Last weekend I had the opportunity to tour a new boutique hotel in New York (I'll not mention the name) which was exquisite in every way and detail. Except I was taken aback by a small poster in the lobby that announced "High Tea at 4:00".
It's unclear who could have made such an error, the Maitre D' or the hotel manager, but this confusion over nomenclature is peculiar to America and took me back to my childhood. Being a dumb American as opposed to a sophisticated Brit, I grew up thinking that afternoon tea was simply a cup of tea or coffee with some left-over snacks to tide one over between the lunch and dinner hours.
High Tea to me was something much more elaborate involving fine china, sterling-silver platters and linen napkins - with snacks like scones, cucumber sandwiches and other tempting delicacies of the finger-food nature being presented by house servants or restaurant waiters. In my mind this was the sort of thing you see at a ladies tea in a fine home, or the lobby of a luxury hotel.
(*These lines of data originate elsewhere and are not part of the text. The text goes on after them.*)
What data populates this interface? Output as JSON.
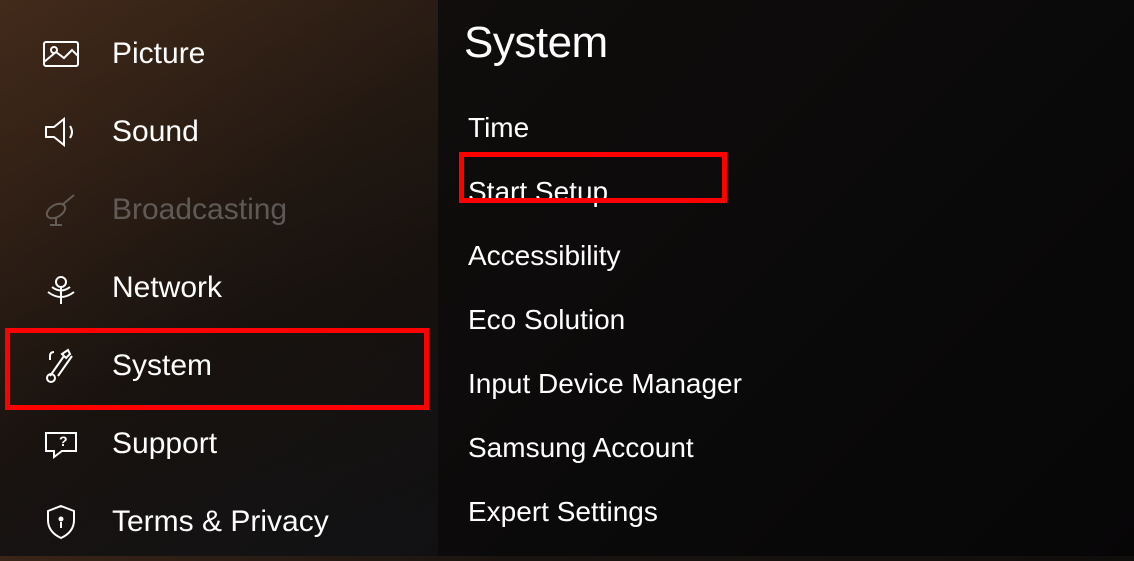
{
  "sidebar": {
    "items": [
      {
        "label": "Picture",
        "icon": "picture"
      },
      {
        "label": "Sound",
        "icon": "sound"
      },
      {
        "label": "Broadcasting",
        "icon": "broadcasting",
        "disabled": true
      },
      {
        "label": "Network",
        "icon": "network"
      },
      {
        "label": "System",
        "icon": "system"
      },
      {
        "label": "Support",
        "icon": "support"
      },
      {
        "label": "Terms & Privacy",
        "icon": "privacy"
      }
    ]
  },
  "content": {
    "title": "System",
    "items": [
      {
        "label": "Time"
      },
      {
        "label": "Start Setup"
      },
      {
        "label": "Accessibility"
      },
      {
        "label": "Eco Solution"
      },
      {
        "label": "Input Device Manager"
      },
      {
        "label": "Samsung Account"
      },
      {
        "label": "Expert Settings"
      }
    ]
  },
  "highlights": {
    "sidebar_index": 4,
    "content_index": 1
  }
}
While I eventually outgrew my ignorance, I guess I'm not alone in my American confusion where Happy Hour replaced tea time a long time ago. In addition to that poster in the elegant hotel in New York, I once saw a printed invitation to my employer's former wife (whom I adored and miss, by the way) inviting her to High Tea!
This all comes up again thanks to my Twitter buddy Nikki Glenn who posted a great article about the difference between Afternoon Tea and High Tea.
It seems High Tea in England is something the servants take in late afternoon after the Master and/or Mistress of the house have finished Afternoon Tea upstairs. Along with the tea, this break for the servants includes meats and vegetables like a full dinner, not just scones and finger food, before they must prepare for their employers' evening dinner. Since the servants sit at their usual dinning table (below stairs or in the kitchen) it's a normal high table compared to the small low tables in the sitting parlors upstairs, where Afternoon Tea is served.
The article Nikki posted explains it all, and get ready for some really great laughs! The writer, etiquette expert William Hanson, suggests that our entire breeding and background can be deciphered from the way we take tea! Here's a link to his hysterical article in the Daily Mail.
But for a more in-depth look at the history and etiquette of Afternoon Tea, here's a link to an article by Grant Harrold, widely known in England and Europe as The Royal Butler. Here's a link to his fascinating article: The Etiquette of Afternoon Tea.
I expect this is more than you ever wanted to know about Afternoon Tea, especially since most Americans drink coffee for an afternoon pick-me-up or skip it altogether, as previously mentioned, and go straight for Happy Hour! But if you're sending out invitations or managing a boutique hotel, it behooves us to get the name right, don't you think?
As always, thanks for stopping by this evening, It's Happy Hour as we speak!